Get regular medical treatment -the Social Security Administration must rely on objective medical evidence to determine that you are disabled. If there is no medical evidence of your disability, they have no choice but to deny your claim for disability. If you cannot afford medical care, seek out free or low cost care in your community. You may not feel that medical treatment is helping you and you stop treating Social Security will assume that you no longer need treatment and are not disabled.
Keep records of your medical care-It is easier to keep up-to-date records than to try to remember months later what doctor you saw and when, what tests you had or when you started a new medication. We have provided you with a notebook to record this information.
Keep your representative updated on your medical care-you do not need to contact us every time you go to the doctor, but please let us know if you have seen a new doctor so we can obtain records. Provide us with a list of all treatment providers (mental health, physical health, chiropractors, massage therapists, etc.) even those that do not provide “traditional” medical care. Provide us with copies of any forms the doctor fills out on your behalf (handicap parking permit form, housing form, etc.)
Develop a relationship with your doctor – Social Security will rely heavily on your treating physician’s medical opinion of your disability. Develop a good relationship with your doctor and their staff. It is important that you attend all of your doctor a appointments and follow all of your doctor’s instructions.
Complete your paperwork thoroughly and on time-you are the one most familiar with your disability and Social Security requires that certain forms be filled out by the claimant or someone familiar with them. Complete the forms that we send you as thoroughly as possible. Ask a friend or family member to assist you, if needed. Mail the forms back to us on time. Social Security has deadlines for filing your appeals.

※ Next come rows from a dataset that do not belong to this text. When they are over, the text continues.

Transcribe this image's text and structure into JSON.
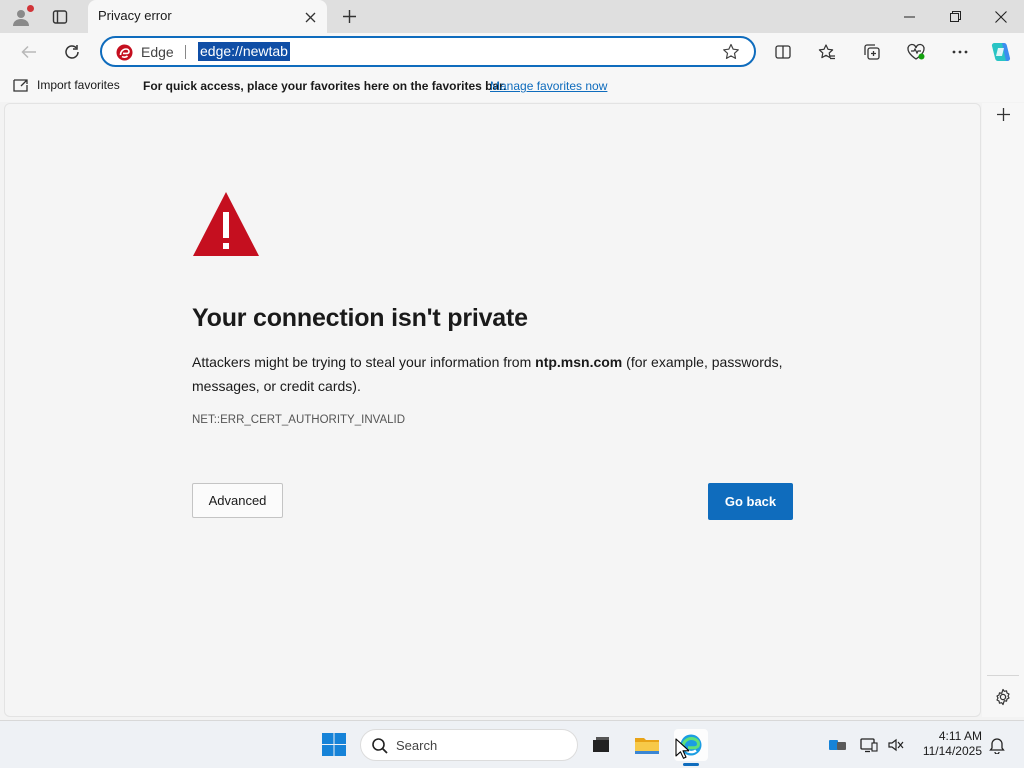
{
  "tab": {
    "title": "Privacy error"
  },
  "addressbar": {
    "site_label": "Edge",
    "url": "edge://newtab"
  },
  "favorites_bar": {
    "import_label": "Import favorites",
    "message": "For quick access, place your favorites here on the favorites bar.",
    "manage_link": "Manage favorites now"
  },
  "error_page": {
    "title": "Your connection isn't private",
    "desc_before": "Attackers might be trying to steal your information from ",
    "desc_host": "ntp.msn.com",
    "desc_after": " (for example, passwords, messages, or credit cards).",
    "error_code": "NET::ERR_CERT_AUTHORITY_INVALID",
    "advanced_label": "Advanced",
    "go_back_label": "Go back"
  },
  "taskbar": {
    "search_placeholder": "Search",
    "time": "4:11 AM",
    "date": "11/14/2025"
  },
  "colors": {
    "accent": "#0f6cbd",
    "warning_red": "#c50f1f"
  }
}
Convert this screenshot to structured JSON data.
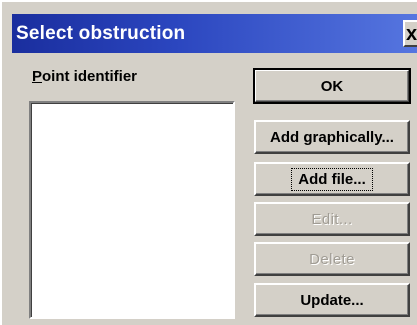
{
  "window": {
    "title": "Select obstruction",
    "close_glyph": "x"
  },
  "list": {
    "label_mnemonic": "P",
    "label_rest": "oint identifier",
    "items": []
  },
  "buttons": {
    "ok": "OK",
    "add_graphically": "Add graphically...",
    "add_file": "Add file...",
    "edit": "Edit...",
    "delete": "Delete",
    "update": "Update..."
  },
  "colors": {
    "face": "#d4d0c8",
    "title_start": "#1a2e9e",
    "title_end": "#5676e0",
    "disabled_text": "#a09c94"
  }
}
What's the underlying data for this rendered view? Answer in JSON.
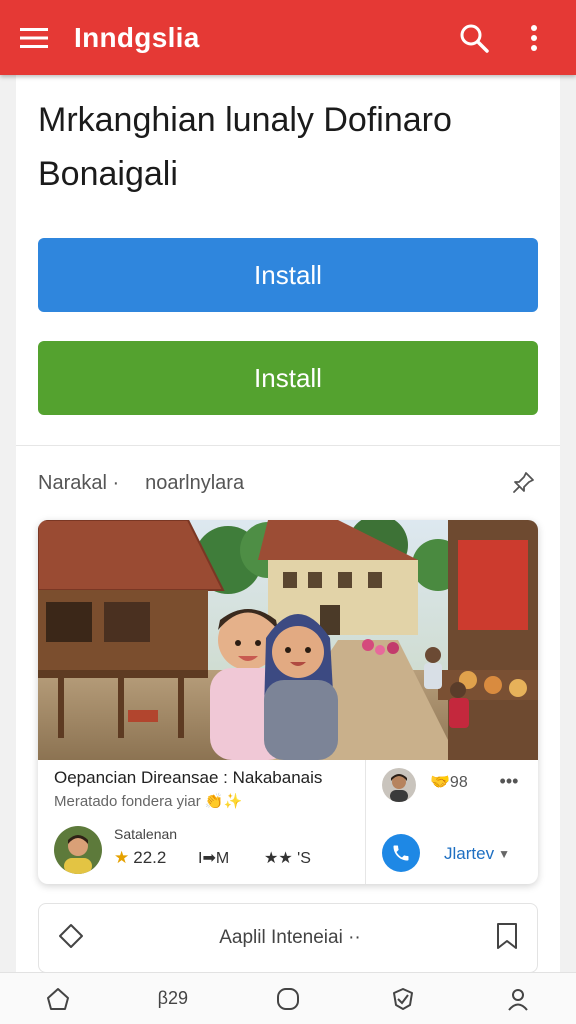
{
  "appbar": {
    "title": "Inndgslia",
    "menu_icon": "hamburger-menu-icon",
    "search_icon": "search-icon",
    "more_icon": "more-vert-icon",
    "color": "#e53935"
  },
  "main": {
    "headline": "Mrkanghian lunaly Dofinaro Bonaigali",
    "buttons": [
      {
        "label": "Install",
        "color": "#2f86dd"
      },
      {
        "label": "Install",
        "color": "#54a22f"
      }
    ],
    "tabs": [
      "Narakal ·",
      "noarlnylara"
    ],
    "pin_icon": "pin-icon"
  },
  "card": {
    "title": "Oepancian Direansae : Nakabanais",
    "subtitle": "Meratado fondera yiar",
    "subtitle_emoji": "👏✨",
    "user_name": "Satalenan",
    "rating": "22.2",
    "indicator": "I➡M",
    "rating2": "★★ 'S",
    "likes": "🤝98",
    "more": "•••",
    "status": "Jlartev"
  },
  "app_row": {
    "label": "Aaplil Inteneiai ··"
  },
  "bottomnav": {
    "items": [
      {
        "icon": "home-icon",
        "label": ""
      },
      {
        "icon": "",
        "label": "β29"
      },
      {
        "icon": "circle-icon",
        "label": ""
      },
      {
        "icon": "shield-check-icon",
        "label": ""
      },
      {
        "icon": "person-icon",
        "label": ""
      }
    ]
  }
}
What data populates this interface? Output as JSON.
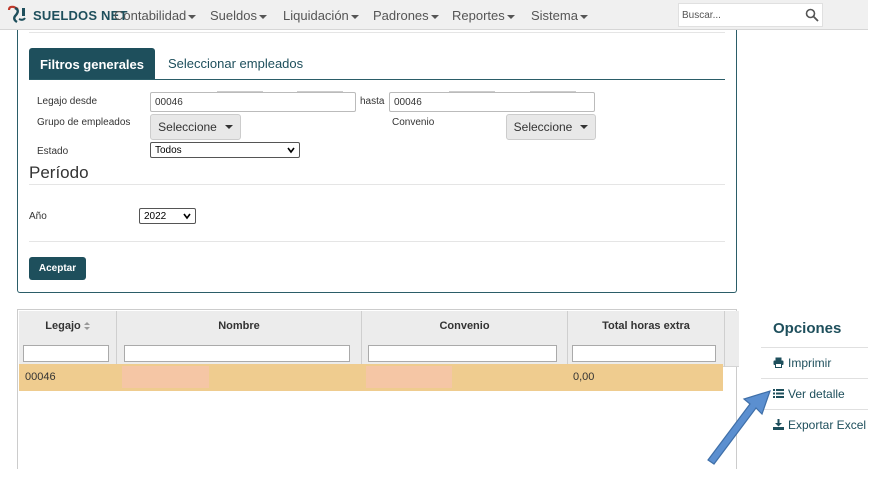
{
  "app": {
    "logo_text": "SUELDOS NET"
  },
  "nav": {
    "items": [
      {
        "label": "Contabilidad"
      },
      {
        "label": "Sueldos"
      },
      {
        "label": "Liquidación"
      },
      {
        "label": "Padrones"
      },
      {
        "label": "Reportes"
      },
      {
        "label": "Sistema"
      }
    ],
    "search_placeholder": "Buscar..."
  },
  "tabs": {
    "active": "Filtros generales",
    "other": "Seleccionar empleados"
  },
  "filters": {
    "legajo_desde_label": "Legajo desde",
    "legajo_desde_value": "00046",
    "hasta_label": "hasta",
    "hasta_value": "00046",
    "grupo_label": "Grupo de empleados",
    "grupo_button": "Seleccione",
    "convenio_label": "Convenio",
    "convenio_button": "Seleccione",
    "estado_label": "Estado",
    "estado_value": "Todos"
  },
  "periodo": {
    "title": "Período",
    "anio_label": "Año",
    "anio_value": "2022"
  },
  "accept_label": "Aceptar",
  "grid": {
    "columns": [
      "Legajo",
      "Nombre",
      "Convenio",
      "Total horas extra"
    ],
    "rows": [
      {
        "legajo": "00046",
        "nombre": "",
        "convenio": "",
        "total_horas_extra": "0,00"
      }
    ]
  },
  "options": {
    "title": "Opciones",
    "items": [
      {
        "label": "Imprimir",
        "icon": "print-icon"
      },
      {
        "label": "Ver detalle",
        "icon": "list-icon"
      },
      {
        "label": "Exportar Excel",
        "icon": "download-icon"
      }
    ]
  },
  "colors": {
    "primary": "#1e4f5c",
    "row_highlight": "#efcc8f",
    "redaction": "#f5c6a5",
    "arrow": "#5b8fd0"
  }
}
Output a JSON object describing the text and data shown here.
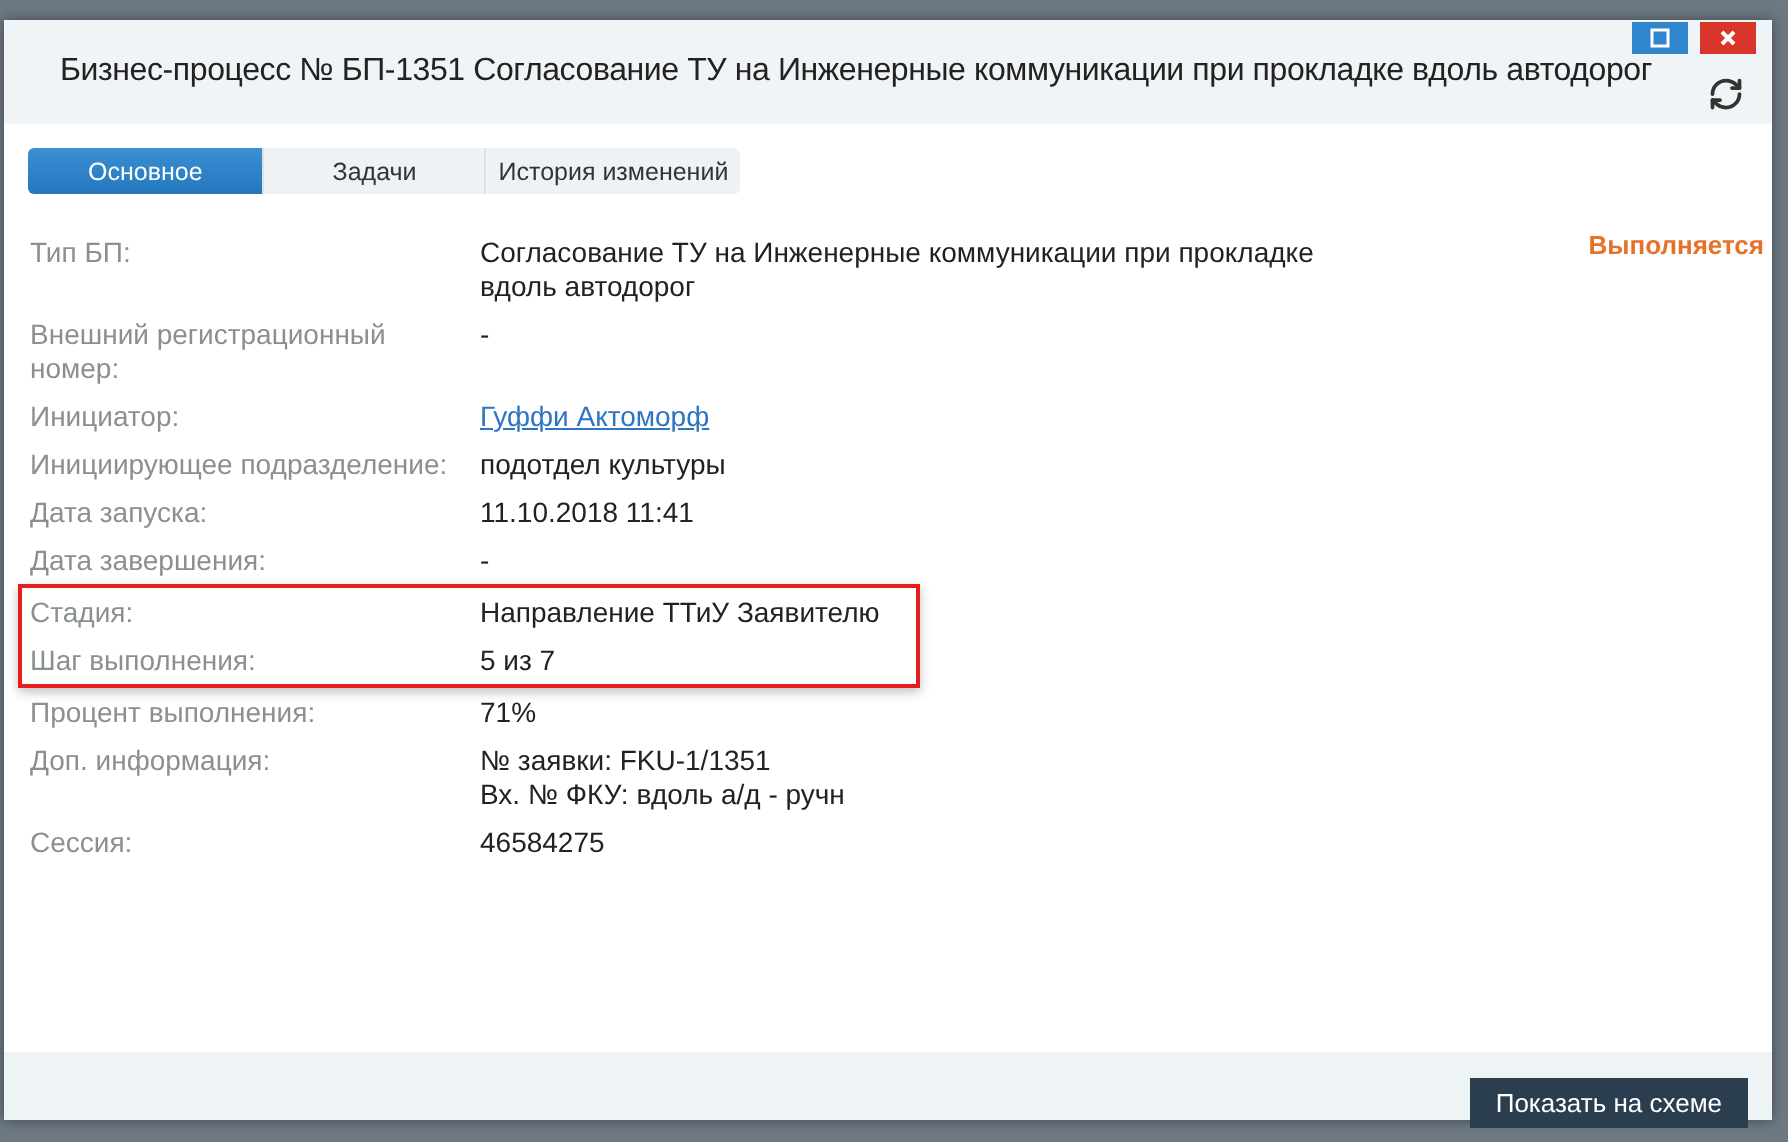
{
  "window": {
    "title": "Бизнес-процесс № БП-1351 Согласование ТУ на Инженерные коммуникации при прокладке вдоль автодорог"
  },
  "tabs": [
    {
      "label": "Основное",
      "selected": true
    },
    {
      "label": "Задачи",
      "selected": false
    },
    {
      "label": "История изменений",
      "selected": false
    }
  ],
  "status": "Выполняется",
  "fields": [
    {
      "label": "Тип БП:",
      "lines": [
        "Согласование ТУ на Инженерные коммуникации при прокладке",
        "вдоль автодорог"
      ],
      "kind": "text",
      "highlighted": false
    },
    {
      "label": "Внешний регистрационный номер:",
      "lines": [
        "-"
      ],
      "kind": "text",
      "highlighted": false
    },
    {
      "label": "Инициатор:",
      "lines": [
        "Гуффи Актоморф"
      ],
      "kind": "link",
      "highlighted": false
    },
    {
      "label": "Инициирующее подразделение:",
      "lines": [
        "подотдел культуры"
      ],
      "kind": "text",
      "highlighted": false
    },
    {
      "label": "Дата запуска:",
      "lines": [
        "11.10.2018 11:41"
      ],
      "kind": "text",
      "highlighted": false
    },
    {
      "label": "Дата завершения:",
      "lines": [
        "-"
      ],
      "kind": "text",
      "highlighted": false
    },
    {
      "label": "Стадия:",
      "lines": [
        "Направление ТТиУ Заявителю"
      ],
      "kind": "text",
      "highlighted": true
    },
    {
      "label": "Шаг выполнения:",
      "lines": [
        "5 из 7"
      ],
      "kind": "text",
      "highlighted": true
    },
    {
      "label": "Процент выполнения:",
      "lines": [
        "71%"
      ],
      "kind": "text",
      "highlighted": false
    },
    {
      "label": "Доп. информация:",
      "lines": [
        "№ заявки: FKU-1/1351",
        "Вх. № ФКУ: вдоль а/д - ручн"
      ],
      "kind": "text",
      "highlighted": false
    },
    {
      "label": "Сессия:",
      "lines": [
        "46584275"
      ],
      "kind": "text",
      "highlighted": false
    }
  ],
  "footer_button": "Показать на схеме"
}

Document your limitations – Keep a diary of your good days and bad days, and the limitations you experience. This information will be used to convey to Social Security how your disability affects your daily living. Provide a copy of your journal to your representative every three months.
Follow your representative’s instructions – Mary Kay gave you a “to do” list when you first met with her. Follow her instructions and advice; she has been helping disability claimants for over twenty-five years.
Follow some general rules – Always tell the truth! Do not exaggerate nor minimize your disability; be an “honest pessimist”. Know your limitations and be able to provide concrete examples. Above all, be patient! Obtaining disability benefits is a very slow process.